DESCRIPTION OF THE TASK:
Find the word "Himanshu" in the data, then copy each line where it is found.

LISTED RECORDS:

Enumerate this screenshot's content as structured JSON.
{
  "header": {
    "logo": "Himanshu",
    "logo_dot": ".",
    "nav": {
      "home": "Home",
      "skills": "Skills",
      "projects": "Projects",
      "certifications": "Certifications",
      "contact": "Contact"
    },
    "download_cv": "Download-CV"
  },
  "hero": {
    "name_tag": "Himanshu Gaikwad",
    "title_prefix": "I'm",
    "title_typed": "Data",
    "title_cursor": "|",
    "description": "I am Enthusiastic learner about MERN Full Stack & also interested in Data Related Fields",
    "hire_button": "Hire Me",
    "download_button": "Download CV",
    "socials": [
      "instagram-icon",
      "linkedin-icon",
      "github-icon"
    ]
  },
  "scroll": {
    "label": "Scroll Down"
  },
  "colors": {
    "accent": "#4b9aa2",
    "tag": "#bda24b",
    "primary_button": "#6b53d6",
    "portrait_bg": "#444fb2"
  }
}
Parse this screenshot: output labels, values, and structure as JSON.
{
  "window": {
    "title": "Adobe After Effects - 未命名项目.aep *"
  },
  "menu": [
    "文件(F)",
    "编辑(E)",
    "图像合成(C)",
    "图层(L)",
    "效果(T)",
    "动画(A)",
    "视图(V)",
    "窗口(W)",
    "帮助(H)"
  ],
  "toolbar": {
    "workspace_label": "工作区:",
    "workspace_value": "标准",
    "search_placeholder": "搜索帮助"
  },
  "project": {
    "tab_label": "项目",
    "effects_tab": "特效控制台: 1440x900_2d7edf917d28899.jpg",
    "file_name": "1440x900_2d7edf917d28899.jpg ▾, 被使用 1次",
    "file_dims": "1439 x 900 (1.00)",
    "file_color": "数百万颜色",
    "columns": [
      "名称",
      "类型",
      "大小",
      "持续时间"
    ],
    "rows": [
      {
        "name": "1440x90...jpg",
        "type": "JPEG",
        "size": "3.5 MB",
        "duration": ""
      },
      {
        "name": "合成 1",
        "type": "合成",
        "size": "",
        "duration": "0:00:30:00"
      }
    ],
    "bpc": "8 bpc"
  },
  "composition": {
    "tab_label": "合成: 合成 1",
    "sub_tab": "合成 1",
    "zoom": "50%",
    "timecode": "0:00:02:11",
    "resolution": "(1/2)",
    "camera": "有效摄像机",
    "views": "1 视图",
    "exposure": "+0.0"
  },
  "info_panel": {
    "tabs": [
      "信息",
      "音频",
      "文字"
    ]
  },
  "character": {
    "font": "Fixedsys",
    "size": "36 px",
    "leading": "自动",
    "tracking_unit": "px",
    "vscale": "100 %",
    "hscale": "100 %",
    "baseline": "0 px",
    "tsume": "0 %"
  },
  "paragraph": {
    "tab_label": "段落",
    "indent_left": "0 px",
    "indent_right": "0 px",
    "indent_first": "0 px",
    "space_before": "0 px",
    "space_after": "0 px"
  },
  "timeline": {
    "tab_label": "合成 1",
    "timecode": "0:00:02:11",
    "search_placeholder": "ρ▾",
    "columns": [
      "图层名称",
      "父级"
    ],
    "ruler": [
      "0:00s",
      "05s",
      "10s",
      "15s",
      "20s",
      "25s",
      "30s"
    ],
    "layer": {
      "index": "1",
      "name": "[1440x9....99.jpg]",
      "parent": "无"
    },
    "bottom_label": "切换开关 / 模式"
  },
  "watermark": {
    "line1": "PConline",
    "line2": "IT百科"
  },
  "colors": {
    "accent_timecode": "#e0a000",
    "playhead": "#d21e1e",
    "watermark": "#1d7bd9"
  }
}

WRITTEN ANSWER:
    "logo": "Himanshu",
    "name_tag": "Himanshu Gaikwad",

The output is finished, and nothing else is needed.